James Weightman endeavours to add value to the bulls in his herd of British Blonde cattle.
“We try to produce an animal suited to our customers’ demands,” said James. It is clear to see that this approach is providing results on his County Durham farm with three of his bulls topping the British Blonde Society show and sale at Carlisle recently. Hallfield bulls are in demand, both from commercial and pedigree producers.
The British Blonde herd at Hallfield Farm is long-established, with James’ father, Peter, importing the first heifers from France in 1974. The farm itself has been in the family since the 1960s, with the majority of land being used to grow cereals and some permanent pasture set aside for the beef breeding enterprise. Cattle numbers have grown from the small herd originally established and for the last 10 years around 40 calves have been registered each year.

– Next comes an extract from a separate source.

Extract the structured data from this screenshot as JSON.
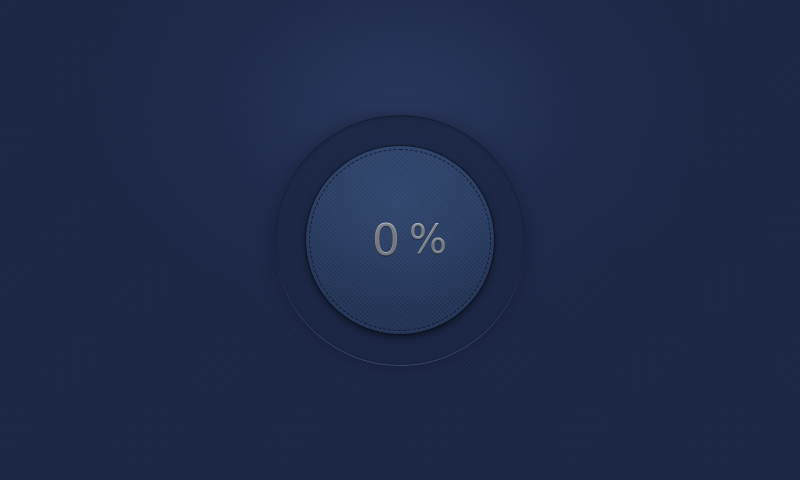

The target buyer for Hallfield Blondes’ stock is a commercial producer and any animals sold to fellow pedigree producers is regarded as an added bonus.
“I believe that providing assurance to customers that they are purchasing high quality stock, with minimal risk is crucial for successful bull selling,” said James. Herd health and a disease-free status is a key focus on the farm and the entire herd is part of SRUCs Premium Cattle Health Scheme. The herd has been performance recorded by Signet since 1994 and this offers even more assurance to customers.
The collection of valuable performance information year on year has meant that the cattle James perceives to be real performers have moved to the top of the EBV rankings. This allows his customers to see exactly what genetics they are buying. Some of James’s best prices have come from animals with good figures, for example Hallfield Ironman, who sold for 5,000 guineas at Carlisle this year, stands in the top 10 per cent of the breed in terms of muscle depth. EBVs also aid in-breeding decisions at Hallfield farm with Hallfield Uproar, a homebred female with phenomenal genetic merit – Maternal Value in the top 1% of the breed and Beef Value in the top 10%, being one of the cows retained that went on to produce 9 calves.
It is not just the very top end of the Hallfield herd that have benefited from performance recording; the entire herd‘s genetics are being assessed. Performance recording has allowed James to breed for visual traits and production traits that are difficult to assess by eye. The average calving ease value for the entire herd is now in the top 25 per cent for the breed, as is the muscle depth EBV. Growth traits for the entire herd are also above the breed average. This shows that balancing traits such as growth and muscle with performance recording does not have to compromise ease of calving. Although useful as a herd management tool, James believes that the future of performance recording lies in the hands of bull buyers, he said: “It is the greater demand and understanding of EBVs from the commercial buyers that is absolutely key to widespread use of the technology.”